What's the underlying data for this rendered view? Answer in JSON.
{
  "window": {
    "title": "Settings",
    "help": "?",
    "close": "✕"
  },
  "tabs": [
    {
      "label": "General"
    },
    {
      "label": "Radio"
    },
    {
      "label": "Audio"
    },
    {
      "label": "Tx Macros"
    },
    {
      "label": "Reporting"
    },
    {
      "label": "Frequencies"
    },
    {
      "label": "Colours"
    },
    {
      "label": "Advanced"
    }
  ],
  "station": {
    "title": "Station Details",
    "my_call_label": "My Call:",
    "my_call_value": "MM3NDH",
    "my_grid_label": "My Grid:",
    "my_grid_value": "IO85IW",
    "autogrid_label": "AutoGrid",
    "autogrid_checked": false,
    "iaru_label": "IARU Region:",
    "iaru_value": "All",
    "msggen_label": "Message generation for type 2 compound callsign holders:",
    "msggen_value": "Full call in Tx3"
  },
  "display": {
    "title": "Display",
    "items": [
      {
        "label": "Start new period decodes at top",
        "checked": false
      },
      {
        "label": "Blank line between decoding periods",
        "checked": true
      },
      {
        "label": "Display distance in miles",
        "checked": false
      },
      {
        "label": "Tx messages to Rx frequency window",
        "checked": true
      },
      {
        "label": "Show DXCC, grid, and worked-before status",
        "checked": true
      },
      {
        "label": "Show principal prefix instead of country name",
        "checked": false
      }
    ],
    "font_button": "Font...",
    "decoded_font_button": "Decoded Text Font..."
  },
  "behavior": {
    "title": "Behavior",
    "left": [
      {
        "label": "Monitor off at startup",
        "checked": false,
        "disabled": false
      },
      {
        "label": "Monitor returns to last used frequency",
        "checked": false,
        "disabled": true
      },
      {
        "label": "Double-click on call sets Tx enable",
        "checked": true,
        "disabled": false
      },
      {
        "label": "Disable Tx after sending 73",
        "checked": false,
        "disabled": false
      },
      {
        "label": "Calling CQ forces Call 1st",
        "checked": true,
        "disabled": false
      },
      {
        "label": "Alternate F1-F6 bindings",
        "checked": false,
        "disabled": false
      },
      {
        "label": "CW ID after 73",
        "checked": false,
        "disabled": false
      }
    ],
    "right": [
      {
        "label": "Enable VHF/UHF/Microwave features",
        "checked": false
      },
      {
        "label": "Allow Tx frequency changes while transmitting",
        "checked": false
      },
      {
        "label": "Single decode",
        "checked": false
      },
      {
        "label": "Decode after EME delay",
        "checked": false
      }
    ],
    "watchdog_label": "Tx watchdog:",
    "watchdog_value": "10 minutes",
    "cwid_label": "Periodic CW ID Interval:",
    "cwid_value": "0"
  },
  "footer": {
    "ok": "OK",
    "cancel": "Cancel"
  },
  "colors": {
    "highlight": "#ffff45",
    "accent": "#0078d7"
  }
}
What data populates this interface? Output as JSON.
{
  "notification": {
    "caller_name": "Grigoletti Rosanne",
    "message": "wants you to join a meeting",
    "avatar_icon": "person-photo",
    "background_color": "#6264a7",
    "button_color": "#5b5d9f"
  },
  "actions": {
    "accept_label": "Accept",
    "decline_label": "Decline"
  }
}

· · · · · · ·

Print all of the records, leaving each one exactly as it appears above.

What's the underlying data for this rendered view? Answer in JSON.
{
  "window": {
    "title": "Settings",
    "help": "?",
    "close": "✕"
  },
  "tabs": [
    {
      "label": "General"
    },
    {
      "label": "Radio"
    },
    {
      "label": "Audio"
    },
    {
      "label": "Tx Macros"
    },
    {
      "label": "Reporting"
    },
    {
      "label": "Frequencies"
    },
    {
      "label": "Colours"
    },
    {
      "label": "Advanced"
    }
  ],
  "station": {
    "title": "Station Details",
    "my_call_label": "My Call:",
    "my_call_value": "MM3NDH",
    "my_grid_label": "My Grid:",
    "my_grid_value": "IO85IW",
    "autogrid_label": "AutoGrid",
    "autogrid_checked": false,
    "iaru_label": "IARU Region:",
    "iaru_value": "All",
    "msggen_label": "Message generation for type 2 compound callsign holders:",
    "msggen_value": "Full call in Tx3"
  },
  "display": {
    "title": "Display",
    "items": [
      {
        "label": "Start new period decodes at top",
        "checked": false
      },
      {
        "label": "Blank line between decoding periods",
        "checked": true
      },
      {
        "label": "Display distance in miles",
        "checked": false
      },
      {
        "label": "Tx messages to Rx frequency window",
        "checked": true
      },
      {
        "label": "Show DXCC, grid, and worked-before status",
        "checked": true
      },
      {
        "label": "Show principal prefix instead of country name",
        "checked": false
      }
    ],
    "font_button": "Font...",
    "decoded_font_button": "Decoded Text Font..."
  },
  "behavior": {
    "title": "Behavior",
    "left": [
      {
        "label": "Monitor off at startup",
        "checked": false,
        "disabled": false
      },
      {
        "label": "Monitor returns to last used frequency",
        "checked": false,
        "disabled": true
      },
      {
        "label": "Double-click on call sets Tx enable",
        "checked": true,
        "disabled": false
      },
      {
        "label": "Disable Tx after sending 73",
        "checked": false,
        "disabled": false
      },
      {
        "label": "Calling CQ forces Call 1st",
        "checked": true,
        "disabled": false
      },
      {
        "label": "Alternate F1-F6 bindings",
        "checked": false,
        "disabled": false
      },
      {
        "label": "CW ID after 73",
        "checked": false,
        "disabled": false
      }
    ],
    "right": [
      {
        "label": "Enable VHF/UHF/Microwave features",
        "checked": false
      },
      {
        "label": "Allow Tx frequency changes while transmitting",
        "checked": false
      },
      {
        "label": "Single decode",
        "checked": false
      },
      {
        "label": "Decode after EME delay",
        "checked": false
      }
    ],
    "watchdog_label": "Tx watchdog:",
    "watchdog_value": "10 minutes",
    "cwid_label": "Periodic CW ID Interval:",
    "cwid_value": "0"
  },
  "footer": {
    "ok": "OK",
    "cancel": "Cancel"
  },
  "colors": {
    "highlight": "#ffff45",
    "accent": "#0078d7"
  }
}
What data populates this interface? Output as JSON.
{
  "notification": {
    "caller_name": "Grigoletti Rosanne",
    "message": "wants you to join a meeting",
    "avatar_icon": "person-photo",
    "background_color": "#6264a7",
    "button_color": "#5b5d9f"
  },
  "actions": {
    "accept_label": "Accept",
    "decline_label": "Decline"
  }
}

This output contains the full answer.